(Data: Canalys Graphic: GT)
Chinese mobile phone manufacturer Transsion Holdings surpassed South Korean conglomerate Samsung to become the top vendor in Africa in the first quarter of 2018, according to an industry report on Tuesday.
Analysts noted that the rise of the Shenzhen-based company in Africa points to its profound knowledge of the market and great cooperation with local telecommunication operators.
According to a report released by market analysis company Canalys on Tuesday, Tecno, iTel and Infinix, which are all sub-brands of Transsion, overtook Samsung with a 38 percent market share in the first quarter, compared with a 23 percent share for Samsung.
China's Huawei was ranked as the No 4 vendor in the quarter, with a 7 percent market share, down by 3 percent from the first quarter of 2017, said the report.
Zhang Yi, CEO of iiMedia Research, told the Global Times on Wednesday that given the fierce competition in the Chinese smartphone market, Transsion had taken a different path from most of its domestic competitors by seeking growth in the African market.
Zhang attributed Transsion's success in the African market to the fact that the company had pursued sound cooperation with local telecommunications operators and carefully studied the consumption habits and ability of African consumers.
Transsion offers some special features for smartphones in the African market, said a market insider surnamed Chen.
For instance, there are no lights in the evening in some parts of Africa, so Transsion tried to strengthen the torch function on smartphones, according to Chen.
Chen said that although the brand is not widely known by Chinese consumers, it has achieved a firm foothold in the African market and will further expand its presence in other parts of the world.
The shipments of iTel to the world market reached 50 million in 2016, according to information posted on the website of Transsion.

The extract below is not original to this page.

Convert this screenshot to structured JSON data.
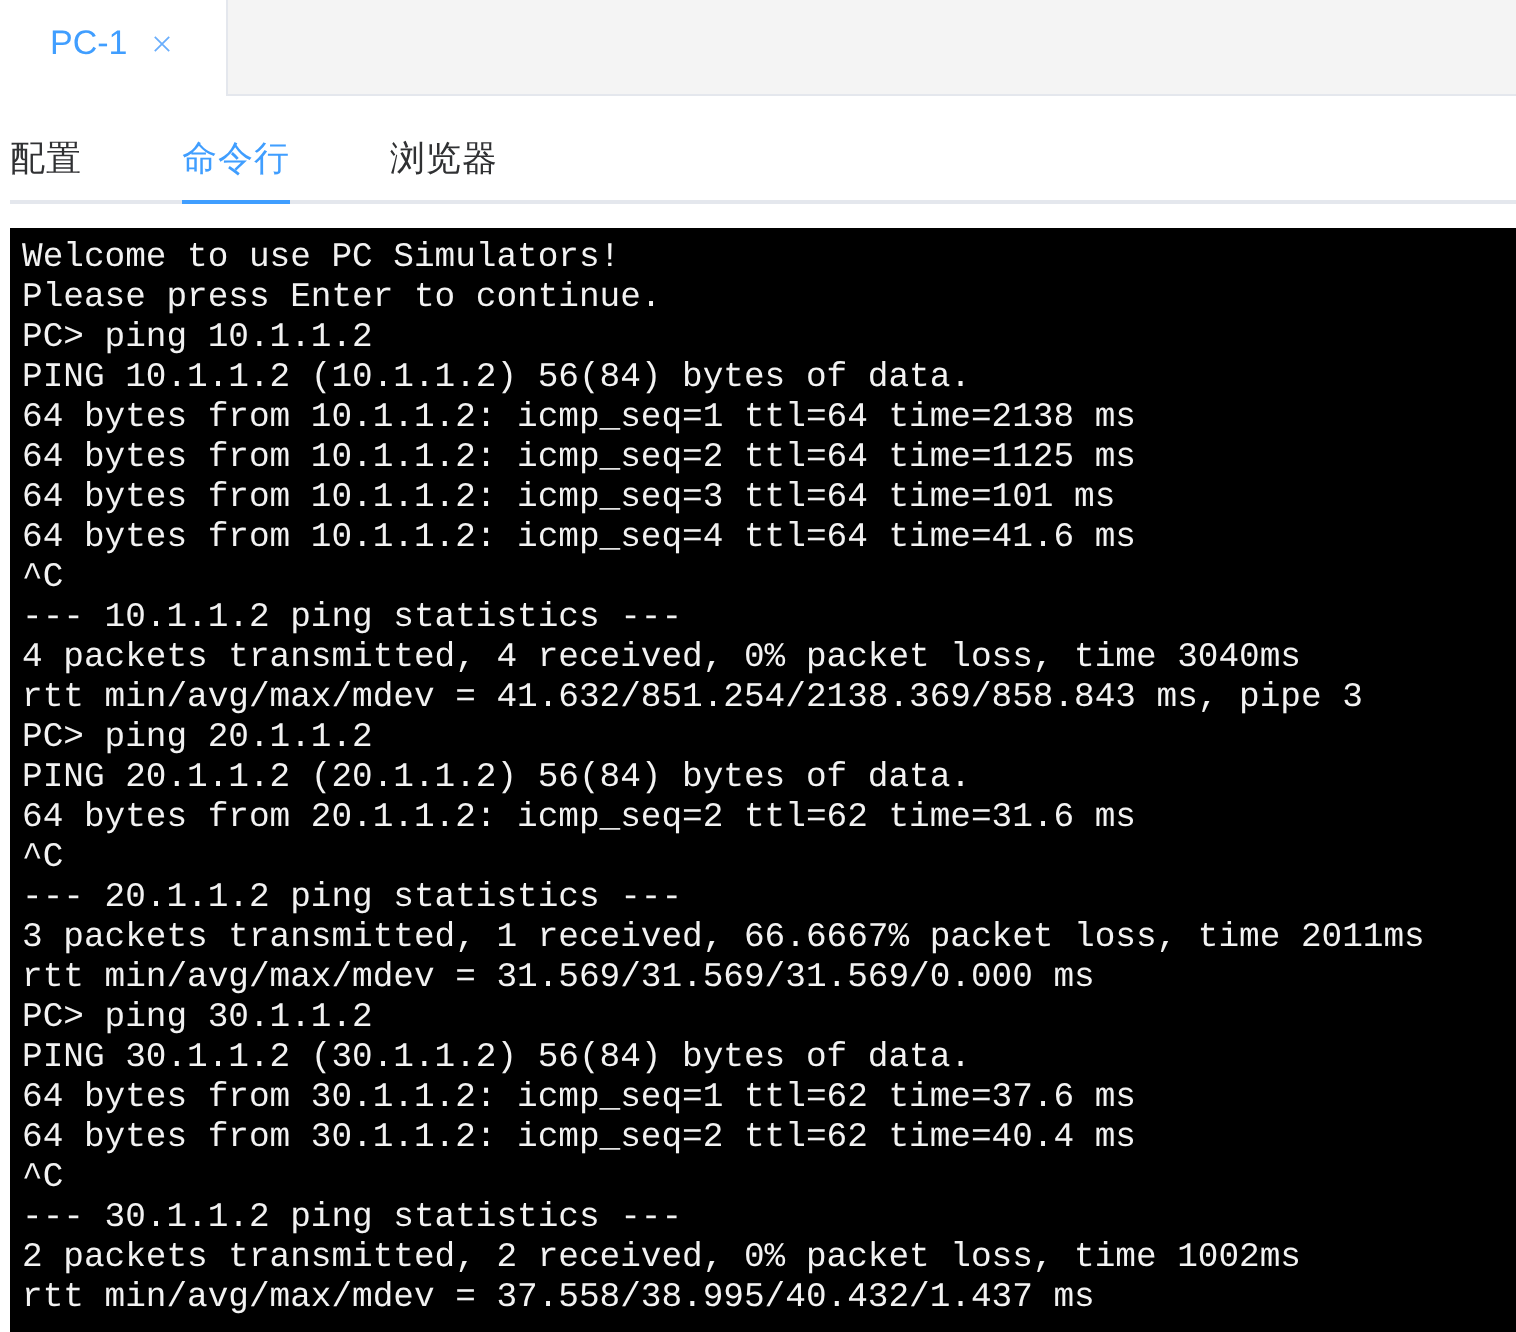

Transsion would export 120 million smartphones to the global market in 2017 and sales in Africa are expected to reach 100 million, domestic news site sohu.com reported in November 2017, citing Zhu Zhaojiang, founder and CEO of Transsion.
Transsion's growth in Africa also shows that "development potential does not only arise in the Chinese market, but also in markets of other developing countries along the routes of the Belt and Road initiative," Zhang noted.
Zhu said that the company will continue explore emerging markets, including North Africa, India and the Middle East.
The Chinese phone producer grabbed a market that some large brands were not inclined to enter, said Liu Dingding, an independent technology analyst, adding that as the company is based in Shenzhen, a manufacturing hub in South China's Guangdong Province, it could make good use of local resources such as a logistics network that has grown fast in recent years.
But Liu described Transsion's business in Africa as an example of going down-market - the company sells low-quality, low-priced devices to low-income consumers.
"If Chinese smartphone makers hope to realize internationalization, they still need to explore the US and European markets and earn recognition from the mainstream markets," Liu said
Liu said that although Chinese smartphones including those of Huawei, Xiaomi and OPPO are enjoying increasing popularity in the overseas markets, they still have a long way to go if they want to beat global rivals like Apple and Samsung across the world.